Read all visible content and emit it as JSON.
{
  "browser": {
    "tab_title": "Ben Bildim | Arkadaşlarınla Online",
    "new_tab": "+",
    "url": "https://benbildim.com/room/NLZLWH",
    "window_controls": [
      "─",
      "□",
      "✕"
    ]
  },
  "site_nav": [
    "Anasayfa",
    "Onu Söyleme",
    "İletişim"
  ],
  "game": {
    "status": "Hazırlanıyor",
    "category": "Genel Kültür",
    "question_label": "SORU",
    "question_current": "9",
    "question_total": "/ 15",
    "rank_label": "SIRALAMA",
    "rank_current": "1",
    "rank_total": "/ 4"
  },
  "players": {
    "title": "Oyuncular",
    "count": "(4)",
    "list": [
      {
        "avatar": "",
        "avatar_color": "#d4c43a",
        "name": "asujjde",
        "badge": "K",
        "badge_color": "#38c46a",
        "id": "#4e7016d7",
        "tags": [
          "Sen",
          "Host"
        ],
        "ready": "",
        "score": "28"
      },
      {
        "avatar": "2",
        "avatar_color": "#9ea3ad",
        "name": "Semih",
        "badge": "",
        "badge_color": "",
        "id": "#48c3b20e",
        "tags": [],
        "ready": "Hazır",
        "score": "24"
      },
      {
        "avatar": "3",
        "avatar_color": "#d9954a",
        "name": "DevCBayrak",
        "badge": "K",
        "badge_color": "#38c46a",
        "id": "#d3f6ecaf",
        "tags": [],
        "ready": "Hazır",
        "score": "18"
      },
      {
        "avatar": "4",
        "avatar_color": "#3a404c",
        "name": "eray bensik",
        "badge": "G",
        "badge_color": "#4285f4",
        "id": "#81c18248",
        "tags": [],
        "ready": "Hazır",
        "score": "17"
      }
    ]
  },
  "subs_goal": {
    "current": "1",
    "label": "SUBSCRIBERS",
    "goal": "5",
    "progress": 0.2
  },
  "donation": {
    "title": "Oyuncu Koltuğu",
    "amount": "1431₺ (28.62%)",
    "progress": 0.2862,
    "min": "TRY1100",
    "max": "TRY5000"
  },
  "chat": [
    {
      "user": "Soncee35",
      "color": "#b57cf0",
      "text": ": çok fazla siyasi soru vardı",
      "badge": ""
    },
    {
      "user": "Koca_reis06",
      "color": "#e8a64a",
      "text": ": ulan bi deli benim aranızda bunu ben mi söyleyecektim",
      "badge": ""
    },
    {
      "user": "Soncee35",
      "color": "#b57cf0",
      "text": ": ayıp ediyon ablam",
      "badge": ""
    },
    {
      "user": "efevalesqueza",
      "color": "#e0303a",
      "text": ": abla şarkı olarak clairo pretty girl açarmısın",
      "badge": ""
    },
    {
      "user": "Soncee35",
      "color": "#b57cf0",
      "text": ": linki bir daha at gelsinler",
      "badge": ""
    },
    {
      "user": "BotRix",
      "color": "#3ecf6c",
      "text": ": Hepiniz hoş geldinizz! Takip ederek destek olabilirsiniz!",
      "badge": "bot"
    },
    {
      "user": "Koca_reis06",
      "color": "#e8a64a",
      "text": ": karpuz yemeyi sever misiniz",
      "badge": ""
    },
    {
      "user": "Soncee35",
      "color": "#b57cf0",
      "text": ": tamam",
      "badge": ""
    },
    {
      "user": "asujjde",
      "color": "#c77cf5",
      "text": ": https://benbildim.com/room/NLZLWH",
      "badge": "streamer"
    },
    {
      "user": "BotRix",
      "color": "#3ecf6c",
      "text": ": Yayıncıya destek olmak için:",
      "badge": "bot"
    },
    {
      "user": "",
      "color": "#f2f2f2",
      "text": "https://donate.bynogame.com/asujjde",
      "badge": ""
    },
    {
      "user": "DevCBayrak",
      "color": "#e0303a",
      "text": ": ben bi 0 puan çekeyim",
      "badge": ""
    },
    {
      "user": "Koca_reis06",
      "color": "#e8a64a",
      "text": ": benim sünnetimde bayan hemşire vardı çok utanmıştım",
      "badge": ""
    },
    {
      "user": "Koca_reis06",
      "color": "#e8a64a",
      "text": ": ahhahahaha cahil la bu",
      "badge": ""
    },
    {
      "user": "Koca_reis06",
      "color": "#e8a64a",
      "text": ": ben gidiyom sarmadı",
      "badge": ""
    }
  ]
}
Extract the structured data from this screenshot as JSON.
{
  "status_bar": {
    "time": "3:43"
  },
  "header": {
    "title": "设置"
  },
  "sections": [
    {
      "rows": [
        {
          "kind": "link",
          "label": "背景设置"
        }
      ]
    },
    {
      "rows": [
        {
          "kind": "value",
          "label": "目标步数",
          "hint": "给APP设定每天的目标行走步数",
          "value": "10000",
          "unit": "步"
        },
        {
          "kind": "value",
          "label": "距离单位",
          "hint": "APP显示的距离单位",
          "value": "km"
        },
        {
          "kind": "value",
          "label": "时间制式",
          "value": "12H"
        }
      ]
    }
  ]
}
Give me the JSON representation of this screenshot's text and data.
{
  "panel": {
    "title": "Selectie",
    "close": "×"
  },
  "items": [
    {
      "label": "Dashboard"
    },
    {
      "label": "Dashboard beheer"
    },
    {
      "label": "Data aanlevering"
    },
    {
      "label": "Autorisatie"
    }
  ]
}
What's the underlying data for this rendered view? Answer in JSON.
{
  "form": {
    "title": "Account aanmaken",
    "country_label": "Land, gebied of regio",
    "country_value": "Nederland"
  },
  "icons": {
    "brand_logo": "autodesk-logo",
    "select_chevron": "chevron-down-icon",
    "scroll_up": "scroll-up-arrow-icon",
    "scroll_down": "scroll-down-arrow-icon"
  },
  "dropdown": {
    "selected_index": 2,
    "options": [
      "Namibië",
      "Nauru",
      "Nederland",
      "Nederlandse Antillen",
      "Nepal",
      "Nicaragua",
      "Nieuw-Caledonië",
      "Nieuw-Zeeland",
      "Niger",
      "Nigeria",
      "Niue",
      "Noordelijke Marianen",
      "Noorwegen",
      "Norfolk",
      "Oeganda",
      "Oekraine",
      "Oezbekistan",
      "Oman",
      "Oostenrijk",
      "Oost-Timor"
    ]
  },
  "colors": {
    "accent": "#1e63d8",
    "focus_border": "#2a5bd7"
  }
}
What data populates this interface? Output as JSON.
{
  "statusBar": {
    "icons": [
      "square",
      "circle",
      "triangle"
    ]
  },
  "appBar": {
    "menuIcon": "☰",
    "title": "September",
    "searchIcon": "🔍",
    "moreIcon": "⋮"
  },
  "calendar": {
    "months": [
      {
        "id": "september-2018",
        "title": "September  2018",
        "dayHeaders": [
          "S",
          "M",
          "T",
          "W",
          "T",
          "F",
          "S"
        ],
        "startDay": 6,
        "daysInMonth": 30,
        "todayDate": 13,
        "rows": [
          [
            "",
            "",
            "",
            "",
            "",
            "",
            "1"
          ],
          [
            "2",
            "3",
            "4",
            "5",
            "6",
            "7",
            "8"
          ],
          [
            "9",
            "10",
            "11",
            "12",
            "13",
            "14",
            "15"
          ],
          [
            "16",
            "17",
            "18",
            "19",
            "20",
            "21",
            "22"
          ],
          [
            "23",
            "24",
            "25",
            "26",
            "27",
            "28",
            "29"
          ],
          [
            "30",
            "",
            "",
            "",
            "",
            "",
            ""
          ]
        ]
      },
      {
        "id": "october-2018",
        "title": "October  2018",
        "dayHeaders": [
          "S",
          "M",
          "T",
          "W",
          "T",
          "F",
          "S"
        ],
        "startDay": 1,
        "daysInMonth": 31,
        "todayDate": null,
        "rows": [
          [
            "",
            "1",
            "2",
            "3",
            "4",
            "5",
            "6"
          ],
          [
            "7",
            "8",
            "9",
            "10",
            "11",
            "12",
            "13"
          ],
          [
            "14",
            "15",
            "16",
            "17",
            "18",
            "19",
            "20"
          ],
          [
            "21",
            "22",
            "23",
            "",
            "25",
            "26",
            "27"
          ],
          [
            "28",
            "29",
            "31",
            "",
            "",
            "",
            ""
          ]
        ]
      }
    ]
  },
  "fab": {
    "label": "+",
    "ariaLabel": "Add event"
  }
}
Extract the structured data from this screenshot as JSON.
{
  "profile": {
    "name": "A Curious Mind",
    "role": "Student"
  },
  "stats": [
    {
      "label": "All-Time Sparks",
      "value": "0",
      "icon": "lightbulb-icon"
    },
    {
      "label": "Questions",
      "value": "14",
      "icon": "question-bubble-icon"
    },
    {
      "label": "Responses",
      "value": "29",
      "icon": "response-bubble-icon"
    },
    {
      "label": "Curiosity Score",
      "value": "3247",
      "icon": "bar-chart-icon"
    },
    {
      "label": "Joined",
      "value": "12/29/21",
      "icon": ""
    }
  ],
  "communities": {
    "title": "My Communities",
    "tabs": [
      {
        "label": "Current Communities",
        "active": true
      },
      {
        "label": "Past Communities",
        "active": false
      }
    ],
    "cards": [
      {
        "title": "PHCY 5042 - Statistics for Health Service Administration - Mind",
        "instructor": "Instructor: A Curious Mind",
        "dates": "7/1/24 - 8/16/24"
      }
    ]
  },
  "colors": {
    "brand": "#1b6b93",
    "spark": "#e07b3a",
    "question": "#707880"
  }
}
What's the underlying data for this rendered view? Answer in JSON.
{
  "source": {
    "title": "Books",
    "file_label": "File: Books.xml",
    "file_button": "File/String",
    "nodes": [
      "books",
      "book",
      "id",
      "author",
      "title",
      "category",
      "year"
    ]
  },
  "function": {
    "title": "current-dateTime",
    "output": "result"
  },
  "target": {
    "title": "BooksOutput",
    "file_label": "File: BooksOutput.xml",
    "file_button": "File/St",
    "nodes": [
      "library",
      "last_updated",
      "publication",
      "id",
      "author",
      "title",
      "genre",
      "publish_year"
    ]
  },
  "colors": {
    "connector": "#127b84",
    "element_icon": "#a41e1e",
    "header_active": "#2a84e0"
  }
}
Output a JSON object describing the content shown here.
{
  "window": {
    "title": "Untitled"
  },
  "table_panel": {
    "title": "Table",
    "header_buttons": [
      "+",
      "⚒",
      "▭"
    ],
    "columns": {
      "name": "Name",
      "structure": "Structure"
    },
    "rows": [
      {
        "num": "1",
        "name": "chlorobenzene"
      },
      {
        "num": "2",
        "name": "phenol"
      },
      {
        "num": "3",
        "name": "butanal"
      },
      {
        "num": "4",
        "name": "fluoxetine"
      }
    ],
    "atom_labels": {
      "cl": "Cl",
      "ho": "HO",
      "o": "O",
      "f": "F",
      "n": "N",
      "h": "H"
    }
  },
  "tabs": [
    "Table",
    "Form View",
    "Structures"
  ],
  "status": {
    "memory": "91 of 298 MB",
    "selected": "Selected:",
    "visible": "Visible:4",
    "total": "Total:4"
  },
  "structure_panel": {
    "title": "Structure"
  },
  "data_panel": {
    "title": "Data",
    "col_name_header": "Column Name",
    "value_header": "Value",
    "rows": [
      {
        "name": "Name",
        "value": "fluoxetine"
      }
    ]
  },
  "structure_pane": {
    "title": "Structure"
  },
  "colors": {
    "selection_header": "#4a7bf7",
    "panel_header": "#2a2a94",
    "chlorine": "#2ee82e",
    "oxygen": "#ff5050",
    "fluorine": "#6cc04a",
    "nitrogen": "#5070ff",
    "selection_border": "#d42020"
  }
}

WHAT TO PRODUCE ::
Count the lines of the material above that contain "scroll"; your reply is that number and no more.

WRITTEN RESPONSE ::
2